======== Dataset records

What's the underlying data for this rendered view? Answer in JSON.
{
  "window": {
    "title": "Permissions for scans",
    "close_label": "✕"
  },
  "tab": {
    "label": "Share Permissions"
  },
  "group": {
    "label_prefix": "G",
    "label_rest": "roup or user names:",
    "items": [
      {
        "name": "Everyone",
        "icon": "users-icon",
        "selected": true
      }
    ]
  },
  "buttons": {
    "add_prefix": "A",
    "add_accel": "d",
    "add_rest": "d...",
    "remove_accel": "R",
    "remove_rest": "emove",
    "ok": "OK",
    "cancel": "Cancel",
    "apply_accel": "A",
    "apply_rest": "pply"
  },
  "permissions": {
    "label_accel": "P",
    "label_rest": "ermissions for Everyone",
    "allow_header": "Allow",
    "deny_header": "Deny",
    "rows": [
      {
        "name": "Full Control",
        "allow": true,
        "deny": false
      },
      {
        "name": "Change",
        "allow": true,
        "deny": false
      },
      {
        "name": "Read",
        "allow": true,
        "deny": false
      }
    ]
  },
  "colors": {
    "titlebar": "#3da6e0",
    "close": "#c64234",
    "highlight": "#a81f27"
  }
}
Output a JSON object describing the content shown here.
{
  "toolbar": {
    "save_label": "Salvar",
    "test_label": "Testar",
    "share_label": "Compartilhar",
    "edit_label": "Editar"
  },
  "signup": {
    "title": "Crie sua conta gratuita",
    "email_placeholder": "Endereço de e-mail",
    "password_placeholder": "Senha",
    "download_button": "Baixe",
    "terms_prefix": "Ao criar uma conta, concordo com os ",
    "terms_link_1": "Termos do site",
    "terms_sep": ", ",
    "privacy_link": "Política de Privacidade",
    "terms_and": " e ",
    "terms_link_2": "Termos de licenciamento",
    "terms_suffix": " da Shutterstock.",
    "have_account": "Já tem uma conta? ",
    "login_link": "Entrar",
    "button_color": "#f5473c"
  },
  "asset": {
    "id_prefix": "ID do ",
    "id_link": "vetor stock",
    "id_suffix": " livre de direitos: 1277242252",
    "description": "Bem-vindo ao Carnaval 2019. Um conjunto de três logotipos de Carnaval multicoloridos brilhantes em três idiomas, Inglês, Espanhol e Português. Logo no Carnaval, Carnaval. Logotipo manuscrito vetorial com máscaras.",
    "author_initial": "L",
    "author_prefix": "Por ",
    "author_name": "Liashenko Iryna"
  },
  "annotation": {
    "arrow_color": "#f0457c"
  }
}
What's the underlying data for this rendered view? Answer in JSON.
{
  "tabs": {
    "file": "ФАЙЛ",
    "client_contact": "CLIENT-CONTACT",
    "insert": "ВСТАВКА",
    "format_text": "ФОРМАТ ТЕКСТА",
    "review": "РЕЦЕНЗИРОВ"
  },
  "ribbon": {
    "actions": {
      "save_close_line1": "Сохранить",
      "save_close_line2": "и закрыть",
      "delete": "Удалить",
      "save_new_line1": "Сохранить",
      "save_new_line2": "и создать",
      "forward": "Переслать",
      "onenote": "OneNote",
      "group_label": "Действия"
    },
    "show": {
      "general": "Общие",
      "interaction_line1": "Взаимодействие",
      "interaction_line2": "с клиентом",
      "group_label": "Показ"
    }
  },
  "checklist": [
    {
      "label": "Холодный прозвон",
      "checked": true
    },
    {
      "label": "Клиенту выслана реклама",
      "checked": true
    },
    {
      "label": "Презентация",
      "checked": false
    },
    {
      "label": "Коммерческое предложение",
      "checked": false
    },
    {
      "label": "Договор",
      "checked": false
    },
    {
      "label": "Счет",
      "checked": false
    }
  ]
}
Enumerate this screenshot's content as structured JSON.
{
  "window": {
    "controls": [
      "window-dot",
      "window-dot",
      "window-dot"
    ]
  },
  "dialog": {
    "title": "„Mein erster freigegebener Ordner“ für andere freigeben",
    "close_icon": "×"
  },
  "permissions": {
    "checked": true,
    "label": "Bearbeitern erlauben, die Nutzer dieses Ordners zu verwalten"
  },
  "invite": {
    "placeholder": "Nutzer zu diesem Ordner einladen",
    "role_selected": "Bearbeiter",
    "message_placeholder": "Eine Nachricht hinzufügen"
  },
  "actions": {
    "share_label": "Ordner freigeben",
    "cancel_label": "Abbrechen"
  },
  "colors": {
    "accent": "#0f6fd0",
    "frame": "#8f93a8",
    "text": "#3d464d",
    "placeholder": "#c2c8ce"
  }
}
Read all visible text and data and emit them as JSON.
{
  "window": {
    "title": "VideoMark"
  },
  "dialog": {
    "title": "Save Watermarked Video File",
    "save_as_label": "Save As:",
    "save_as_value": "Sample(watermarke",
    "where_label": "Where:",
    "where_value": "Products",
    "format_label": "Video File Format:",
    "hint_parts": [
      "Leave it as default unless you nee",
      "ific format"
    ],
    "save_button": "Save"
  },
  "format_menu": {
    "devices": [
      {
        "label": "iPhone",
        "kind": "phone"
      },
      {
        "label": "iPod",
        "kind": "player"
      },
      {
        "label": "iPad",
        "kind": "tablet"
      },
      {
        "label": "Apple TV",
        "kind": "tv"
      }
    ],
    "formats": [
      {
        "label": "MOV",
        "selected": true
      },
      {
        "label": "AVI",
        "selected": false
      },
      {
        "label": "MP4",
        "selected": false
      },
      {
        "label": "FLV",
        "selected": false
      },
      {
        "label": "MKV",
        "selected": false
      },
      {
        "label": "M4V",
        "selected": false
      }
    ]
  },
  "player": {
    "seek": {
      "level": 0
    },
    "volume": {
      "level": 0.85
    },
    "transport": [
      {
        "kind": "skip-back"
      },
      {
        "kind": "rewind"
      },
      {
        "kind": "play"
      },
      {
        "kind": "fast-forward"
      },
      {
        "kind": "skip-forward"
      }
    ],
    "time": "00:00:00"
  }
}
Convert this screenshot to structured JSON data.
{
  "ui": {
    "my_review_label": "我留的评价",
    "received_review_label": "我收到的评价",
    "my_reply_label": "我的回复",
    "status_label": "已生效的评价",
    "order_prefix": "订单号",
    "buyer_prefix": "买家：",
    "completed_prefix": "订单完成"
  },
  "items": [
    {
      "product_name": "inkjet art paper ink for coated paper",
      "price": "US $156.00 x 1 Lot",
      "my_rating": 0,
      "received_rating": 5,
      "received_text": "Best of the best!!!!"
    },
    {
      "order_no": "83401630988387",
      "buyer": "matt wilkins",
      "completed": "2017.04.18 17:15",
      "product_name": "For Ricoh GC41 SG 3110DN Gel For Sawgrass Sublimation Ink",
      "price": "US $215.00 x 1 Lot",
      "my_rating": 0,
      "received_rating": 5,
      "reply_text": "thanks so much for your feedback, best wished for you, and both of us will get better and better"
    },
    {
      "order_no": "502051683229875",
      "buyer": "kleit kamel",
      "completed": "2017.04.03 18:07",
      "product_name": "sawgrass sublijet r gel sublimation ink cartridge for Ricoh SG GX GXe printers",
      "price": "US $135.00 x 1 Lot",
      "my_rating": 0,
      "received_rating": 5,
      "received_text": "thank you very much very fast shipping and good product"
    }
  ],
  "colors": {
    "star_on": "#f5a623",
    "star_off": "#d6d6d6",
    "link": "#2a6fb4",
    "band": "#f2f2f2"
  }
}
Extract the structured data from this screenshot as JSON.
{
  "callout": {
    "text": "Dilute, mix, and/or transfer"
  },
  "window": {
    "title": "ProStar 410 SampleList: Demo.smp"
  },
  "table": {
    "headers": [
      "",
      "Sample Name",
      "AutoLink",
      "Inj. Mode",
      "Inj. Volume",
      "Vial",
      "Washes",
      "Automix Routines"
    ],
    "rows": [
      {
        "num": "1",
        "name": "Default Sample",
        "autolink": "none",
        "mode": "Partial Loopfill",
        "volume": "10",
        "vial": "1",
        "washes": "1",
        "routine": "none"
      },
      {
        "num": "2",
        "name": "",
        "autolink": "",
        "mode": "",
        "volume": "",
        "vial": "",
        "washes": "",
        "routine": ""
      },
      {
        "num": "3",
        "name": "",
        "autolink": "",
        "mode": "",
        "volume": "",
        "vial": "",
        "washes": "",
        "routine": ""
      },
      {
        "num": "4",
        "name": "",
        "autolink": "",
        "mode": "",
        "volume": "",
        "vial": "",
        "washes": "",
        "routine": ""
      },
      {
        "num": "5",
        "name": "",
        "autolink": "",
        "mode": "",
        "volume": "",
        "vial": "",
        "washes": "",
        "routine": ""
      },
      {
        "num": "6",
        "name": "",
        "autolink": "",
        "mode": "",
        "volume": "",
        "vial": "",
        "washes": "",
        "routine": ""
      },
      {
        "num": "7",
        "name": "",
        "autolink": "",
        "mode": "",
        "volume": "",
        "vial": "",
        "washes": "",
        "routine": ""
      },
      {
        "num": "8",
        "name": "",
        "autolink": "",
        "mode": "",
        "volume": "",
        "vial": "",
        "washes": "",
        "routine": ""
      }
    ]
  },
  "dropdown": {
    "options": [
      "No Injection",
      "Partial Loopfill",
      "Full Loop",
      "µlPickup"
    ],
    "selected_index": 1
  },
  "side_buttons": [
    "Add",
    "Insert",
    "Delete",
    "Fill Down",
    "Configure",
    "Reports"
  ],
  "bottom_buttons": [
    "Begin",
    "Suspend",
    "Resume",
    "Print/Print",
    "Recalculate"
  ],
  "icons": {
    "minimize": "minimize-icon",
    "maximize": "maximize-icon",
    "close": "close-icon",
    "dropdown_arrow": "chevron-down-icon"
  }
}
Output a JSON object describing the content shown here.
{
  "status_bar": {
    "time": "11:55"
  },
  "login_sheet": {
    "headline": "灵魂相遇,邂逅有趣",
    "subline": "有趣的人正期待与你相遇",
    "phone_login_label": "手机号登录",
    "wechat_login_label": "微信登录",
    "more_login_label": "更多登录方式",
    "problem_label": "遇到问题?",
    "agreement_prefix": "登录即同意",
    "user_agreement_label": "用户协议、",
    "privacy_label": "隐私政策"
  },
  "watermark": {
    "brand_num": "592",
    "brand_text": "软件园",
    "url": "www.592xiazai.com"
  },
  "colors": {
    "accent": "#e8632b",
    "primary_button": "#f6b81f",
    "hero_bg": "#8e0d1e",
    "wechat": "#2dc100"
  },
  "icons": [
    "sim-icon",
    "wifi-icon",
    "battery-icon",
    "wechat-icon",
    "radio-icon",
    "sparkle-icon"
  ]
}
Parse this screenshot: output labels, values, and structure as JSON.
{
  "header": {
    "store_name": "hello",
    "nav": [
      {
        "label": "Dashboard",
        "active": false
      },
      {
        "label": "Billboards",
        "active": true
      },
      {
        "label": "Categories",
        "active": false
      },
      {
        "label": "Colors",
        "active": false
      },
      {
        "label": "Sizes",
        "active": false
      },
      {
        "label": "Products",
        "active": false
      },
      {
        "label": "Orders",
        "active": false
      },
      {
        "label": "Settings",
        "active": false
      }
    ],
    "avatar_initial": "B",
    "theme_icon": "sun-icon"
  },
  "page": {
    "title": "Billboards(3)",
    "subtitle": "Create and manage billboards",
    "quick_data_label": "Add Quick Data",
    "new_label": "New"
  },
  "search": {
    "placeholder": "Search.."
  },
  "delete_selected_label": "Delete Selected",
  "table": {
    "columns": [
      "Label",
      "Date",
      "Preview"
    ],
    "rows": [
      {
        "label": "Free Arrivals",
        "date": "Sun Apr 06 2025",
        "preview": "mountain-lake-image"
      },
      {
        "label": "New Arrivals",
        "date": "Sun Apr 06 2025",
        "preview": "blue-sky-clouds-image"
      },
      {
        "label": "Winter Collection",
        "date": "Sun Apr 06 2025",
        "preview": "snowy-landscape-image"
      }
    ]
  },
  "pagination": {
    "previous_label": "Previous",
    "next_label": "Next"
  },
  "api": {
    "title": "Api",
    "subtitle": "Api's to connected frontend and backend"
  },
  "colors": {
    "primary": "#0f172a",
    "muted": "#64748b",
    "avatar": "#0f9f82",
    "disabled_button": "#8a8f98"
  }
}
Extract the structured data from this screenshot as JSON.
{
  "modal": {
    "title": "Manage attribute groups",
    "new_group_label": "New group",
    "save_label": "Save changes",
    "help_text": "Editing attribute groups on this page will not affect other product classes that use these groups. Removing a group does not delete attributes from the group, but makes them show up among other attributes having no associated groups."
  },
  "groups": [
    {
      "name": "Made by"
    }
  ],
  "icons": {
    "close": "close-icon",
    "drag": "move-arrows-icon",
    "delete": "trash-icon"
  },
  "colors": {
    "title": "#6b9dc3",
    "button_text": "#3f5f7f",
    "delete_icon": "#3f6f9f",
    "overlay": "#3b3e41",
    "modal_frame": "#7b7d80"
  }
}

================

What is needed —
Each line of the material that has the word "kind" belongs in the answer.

Answer space —
        "kind": "phone"
        "kind": "player"
        "kind": "tablet"
        "kind": "tv"
        "kind": "skip-back"
        "kind": "rewind"
        "kind": "play"
        "kind": "fast-forward"
        "kind": "skip-forward"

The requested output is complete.